▶ _WHAT THIS TASK INVOLVES_:
Where a line below has the string "title" in it, include it in the count, and give that count alone.

(Entries from a dataset of interfaces)
........

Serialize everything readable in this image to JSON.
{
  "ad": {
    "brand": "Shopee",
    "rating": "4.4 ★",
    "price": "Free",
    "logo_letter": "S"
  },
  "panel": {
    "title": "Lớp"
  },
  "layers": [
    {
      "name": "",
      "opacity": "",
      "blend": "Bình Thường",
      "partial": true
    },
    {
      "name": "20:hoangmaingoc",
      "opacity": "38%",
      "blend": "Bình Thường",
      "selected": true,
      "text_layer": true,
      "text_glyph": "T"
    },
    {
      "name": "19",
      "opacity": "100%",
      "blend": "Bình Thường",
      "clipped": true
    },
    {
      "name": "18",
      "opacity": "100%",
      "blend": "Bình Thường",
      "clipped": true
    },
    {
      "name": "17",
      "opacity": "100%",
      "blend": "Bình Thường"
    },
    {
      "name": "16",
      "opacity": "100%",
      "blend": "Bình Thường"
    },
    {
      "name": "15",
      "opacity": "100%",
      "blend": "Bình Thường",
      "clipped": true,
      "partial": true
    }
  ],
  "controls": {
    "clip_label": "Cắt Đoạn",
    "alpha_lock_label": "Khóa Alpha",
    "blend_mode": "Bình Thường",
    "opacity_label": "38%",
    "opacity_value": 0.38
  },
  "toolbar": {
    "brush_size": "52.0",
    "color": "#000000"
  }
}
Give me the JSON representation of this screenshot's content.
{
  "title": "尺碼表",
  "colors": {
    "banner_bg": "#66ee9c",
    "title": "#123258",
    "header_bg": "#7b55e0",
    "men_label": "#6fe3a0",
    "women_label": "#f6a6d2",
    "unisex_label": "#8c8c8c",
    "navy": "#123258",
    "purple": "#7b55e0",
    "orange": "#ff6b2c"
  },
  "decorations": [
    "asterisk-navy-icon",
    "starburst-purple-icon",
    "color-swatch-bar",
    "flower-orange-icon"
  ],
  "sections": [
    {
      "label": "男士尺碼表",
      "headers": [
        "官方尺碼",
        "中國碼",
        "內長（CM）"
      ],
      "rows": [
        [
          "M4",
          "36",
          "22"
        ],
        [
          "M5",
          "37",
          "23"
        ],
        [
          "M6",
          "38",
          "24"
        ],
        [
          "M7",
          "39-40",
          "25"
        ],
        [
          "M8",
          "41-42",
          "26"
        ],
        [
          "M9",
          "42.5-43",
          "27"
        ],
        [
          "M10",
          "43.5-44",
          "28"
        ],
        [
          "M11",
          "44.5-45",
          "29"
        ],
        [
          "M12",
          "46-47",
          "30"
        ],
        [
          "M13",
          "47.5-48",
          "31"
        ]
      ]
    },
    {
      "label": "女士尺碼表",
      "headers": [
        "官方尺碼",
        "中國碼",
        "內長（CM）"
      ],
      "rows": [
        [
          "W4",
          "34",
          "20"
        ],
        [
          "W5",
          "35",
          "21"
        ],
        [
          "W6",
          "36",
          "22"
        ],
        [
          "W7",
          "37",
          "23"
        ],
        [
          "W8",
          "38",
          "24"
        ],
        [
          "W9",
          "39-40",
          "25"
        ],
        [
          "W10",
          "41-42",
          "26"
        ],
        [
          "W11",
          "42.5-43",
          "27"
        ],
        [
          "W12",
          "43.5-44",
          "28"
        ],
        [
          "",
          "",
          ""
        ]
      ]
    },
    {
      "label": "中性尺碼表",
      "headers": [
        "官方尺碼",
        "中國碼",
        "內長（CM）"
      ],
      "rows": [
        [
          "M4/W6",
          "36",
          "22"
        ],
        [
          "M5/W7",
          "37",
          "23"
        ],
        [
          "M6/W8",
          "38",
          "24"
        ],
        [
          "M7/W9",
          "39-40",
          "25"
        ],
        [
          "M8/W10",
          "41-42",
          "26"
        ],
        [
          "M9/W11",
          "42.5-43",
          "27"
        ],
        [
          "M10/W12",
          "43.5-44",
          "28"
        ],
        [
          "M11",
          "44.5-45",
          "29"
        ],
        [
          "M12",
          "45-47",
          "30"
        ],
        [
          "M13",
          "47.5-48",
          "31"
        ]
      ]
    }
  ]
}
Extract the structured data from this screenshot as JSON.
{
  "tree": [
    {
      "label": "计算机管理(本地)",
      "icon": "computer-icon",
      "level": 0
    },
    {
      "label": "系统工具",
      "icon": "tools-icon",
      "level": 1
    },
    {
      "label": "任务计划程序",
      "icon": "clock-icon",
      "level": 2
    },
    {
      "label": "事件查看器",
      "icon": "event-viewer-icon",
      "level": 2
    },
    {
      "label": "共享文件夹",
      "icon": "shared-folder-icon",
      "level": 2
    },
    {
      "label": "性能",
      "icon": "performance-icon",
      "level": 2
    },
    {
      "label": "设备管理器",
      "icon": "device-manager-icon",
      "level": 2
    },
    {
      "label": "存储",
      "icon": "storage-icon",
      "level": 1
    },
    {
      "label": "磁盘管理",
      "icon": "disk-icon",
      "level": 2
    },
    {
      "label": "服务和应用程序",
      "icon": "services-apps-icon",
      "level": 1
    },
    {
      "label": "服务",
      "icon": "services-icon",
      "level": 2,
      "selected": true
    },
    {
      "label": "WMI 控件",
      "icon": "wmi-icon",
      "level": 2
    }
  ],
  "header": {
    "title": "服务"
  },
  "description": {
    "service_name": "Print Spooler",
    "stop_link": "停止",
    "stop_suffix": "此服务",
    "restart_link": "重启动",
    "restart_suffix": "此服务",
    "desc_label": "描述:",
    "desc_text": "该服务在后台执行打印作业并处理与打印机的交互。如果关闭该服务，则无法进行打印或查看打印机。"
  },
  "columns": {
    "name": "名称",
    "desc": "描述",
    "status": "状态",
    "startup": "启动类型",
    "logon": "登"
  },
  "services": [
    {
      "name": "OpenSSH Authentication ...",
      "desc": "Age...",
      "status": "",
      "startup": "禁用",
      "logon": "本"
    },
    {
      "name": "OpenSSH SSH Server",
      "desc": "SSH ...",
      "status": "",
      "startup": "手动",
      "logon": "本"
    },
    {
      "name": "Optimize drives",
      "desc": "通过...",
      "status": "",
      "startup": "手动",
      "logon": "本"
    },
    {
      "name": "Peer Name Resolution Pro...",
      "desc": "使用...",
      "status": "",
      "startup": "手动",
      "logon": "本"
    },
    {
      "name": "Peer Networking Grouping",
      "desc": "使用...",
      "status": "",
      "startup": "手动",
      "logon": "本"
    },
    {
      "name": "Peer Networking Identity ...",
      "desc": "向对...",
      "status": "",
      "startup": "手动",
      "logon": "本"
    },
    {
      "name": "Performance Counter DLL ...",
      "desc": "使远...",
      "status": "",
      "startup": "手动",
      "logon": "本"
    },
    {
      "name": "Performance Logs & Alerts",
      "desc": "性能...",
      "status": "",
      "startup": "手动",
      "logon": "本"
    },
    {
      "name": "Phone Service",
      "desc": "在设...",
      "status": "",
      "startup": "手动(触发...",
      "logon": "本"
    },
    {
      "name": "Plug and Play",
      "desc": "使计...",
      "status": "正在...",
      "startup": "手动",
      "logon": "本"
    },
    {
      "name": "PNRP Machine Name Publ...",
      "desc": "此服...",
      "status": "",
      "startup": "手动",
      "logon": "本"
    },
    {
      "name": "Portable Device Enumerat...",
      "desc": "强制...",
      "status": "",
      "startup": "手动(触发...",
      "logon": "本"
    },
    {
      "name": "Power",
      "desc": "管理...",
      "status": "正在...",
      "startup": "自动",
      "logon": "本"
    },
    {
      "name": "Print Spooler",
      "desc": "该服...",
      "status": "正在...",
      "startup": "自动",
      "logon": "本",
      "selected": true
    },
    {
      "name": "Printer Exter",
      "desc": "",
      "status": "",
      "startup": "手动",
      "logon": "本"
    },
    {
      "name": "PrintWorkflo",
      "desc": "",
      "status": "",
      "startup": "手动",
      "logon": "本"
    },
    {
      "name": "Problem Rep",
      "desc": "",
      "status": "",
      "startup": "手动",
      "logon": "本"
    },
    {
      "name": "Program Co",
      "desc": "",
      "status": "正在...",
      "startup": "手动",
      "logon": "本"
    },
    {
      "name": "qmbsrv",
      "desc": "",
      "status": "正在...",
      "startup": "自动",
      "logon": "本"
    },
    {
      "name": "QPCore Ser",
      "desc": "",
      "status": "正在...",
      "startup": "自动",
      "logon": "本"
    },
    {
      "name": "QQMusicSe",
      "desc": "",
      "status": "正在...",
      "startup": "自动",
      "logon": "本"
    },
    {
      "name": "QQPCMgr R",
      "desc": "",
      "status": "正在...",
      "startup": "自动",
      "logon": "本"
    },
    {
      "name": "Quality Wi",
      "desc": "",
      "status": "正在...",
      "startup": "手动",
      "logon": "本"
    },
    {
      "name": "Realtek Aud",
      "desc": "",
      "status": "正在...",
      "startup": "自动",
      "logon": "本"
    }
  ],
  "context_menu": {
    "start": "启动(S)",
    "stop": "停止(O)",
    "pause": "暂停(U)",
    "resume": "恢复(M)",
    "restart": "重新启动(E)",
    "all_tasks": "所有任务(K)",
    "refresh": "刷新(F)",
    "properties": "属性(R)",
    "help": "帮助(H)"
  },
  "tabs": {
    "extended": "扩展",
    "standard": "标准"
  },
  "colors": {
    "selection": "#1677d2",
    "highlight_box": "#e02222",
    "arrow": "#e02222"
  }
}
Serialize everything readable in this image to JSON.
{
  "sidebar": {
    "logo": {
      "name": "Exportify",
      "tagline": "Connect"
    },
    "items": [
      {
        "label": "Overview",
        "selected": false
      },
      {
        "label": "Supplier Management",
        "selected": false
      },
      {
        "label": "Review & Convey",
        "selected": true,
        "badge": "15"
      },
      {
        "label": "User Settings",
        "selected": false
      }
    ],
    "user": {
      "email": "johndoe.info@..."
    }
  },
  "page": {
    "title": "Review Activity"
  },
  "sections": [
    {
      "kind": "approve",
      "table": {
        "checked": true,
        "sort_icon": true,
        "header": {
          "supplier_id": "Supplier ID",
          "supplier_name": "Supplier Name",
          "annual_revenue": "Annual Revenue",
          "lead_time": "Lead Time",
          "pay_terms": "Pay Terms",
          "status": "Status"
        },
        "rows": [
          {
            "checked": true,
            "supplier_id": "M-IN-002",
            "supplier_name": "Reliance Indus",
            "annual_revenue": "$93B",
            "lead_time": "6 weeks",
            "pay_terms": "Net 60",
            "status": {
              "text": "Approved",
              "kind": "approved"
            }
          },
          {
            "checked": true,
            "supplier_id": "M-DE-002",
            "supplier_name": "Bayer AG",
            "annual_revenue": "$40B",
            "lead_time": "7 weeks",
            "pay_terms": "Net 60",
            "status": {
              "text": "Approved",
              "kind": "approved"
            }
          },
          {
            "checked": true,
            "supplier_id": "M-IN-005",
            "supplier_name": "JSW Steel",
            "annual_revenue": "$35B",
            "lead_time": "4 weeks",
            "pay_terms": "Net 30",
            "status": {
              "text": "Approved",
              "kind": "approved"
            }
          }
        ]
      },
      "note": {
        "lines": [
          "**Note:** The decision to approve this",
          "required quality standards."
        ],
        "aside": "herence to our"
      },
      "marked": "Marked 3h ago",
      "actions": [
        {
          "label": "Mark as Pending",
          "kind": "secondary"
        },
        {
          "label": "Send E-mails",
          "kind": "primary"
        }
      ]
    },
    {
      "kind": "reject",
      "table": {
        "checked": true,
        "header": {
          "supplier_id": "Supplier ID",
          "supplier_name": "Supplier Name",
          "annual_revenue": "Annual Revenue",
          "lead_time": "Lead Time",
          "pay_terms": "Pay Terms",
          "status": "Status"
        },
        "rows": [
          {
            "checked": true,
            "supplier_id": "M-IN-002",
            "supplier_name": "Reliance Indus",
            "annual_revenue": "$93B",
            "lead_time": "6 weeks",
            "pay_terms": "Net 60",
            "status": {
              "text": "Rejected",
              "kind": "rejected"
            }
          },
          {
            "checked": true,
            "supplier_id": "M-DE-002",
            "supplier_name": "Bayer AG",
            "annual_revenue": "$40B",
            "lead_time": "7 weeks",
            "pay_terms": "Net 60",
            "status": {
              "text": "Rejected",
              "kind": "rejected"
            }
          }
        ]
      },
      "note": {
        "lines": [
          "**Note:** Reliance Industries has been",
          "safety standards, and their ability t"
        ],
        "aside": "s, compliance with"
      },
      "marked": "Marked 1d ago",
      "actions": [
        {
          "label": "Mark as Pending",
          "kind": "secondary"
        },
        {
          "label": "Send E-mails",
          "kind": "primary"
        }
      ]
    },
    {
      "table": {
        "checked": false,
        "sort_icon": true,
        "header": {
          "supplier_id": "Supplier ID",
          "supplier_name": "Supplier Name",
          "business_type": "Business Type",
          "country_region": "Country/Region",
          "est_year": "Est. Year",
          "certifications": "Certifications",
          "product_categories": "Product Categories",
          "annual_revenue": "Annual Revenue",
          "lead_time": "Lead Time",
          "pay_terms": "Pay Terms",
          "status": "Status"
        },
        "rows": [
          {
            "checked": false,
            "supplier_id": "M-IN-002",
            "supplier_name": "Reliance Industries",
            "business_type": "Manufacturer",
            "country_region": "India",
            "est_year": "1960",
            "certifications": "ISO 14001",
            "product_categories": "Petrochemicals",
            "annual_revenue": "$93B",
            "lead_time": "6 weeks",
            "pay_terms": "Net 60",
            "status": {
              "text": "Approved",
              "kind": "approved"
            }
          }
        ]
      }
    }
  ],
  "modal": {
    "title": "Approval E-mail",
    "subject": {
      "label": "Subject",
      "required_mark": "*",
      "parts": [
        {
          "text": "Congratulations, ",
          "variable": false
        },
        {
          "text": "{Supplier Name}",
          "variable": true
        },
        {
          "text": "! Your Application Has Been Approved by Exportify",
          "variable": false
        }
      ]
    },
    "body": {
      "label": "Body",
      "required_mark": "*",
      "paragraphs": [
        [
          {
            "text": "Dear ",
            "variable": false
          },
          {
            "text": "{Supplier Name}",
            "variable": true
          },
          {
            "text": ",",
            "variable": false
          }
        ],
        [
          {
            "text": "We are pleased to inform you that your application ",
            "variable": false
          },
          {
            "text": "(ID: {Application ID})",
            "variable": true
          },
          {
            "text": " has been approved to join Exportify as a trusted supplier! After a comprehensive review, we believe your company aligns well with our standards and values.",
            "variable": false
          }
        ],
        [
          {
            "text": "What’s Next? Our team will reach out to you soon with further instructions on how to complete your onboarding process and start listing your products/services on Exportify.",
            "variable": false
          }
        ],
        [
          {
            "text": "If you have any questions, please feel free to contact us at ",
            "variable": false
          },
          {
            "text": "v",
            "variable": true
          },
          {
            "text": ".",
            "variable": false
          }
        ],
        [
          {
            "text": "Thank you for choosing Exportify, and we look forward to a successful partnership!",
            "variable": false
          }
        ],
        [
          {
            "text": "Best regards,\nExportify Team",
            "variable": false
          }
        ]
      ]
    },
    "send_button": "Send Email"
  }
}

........

▶ _ANSWER TO THE EXERCISE_:
6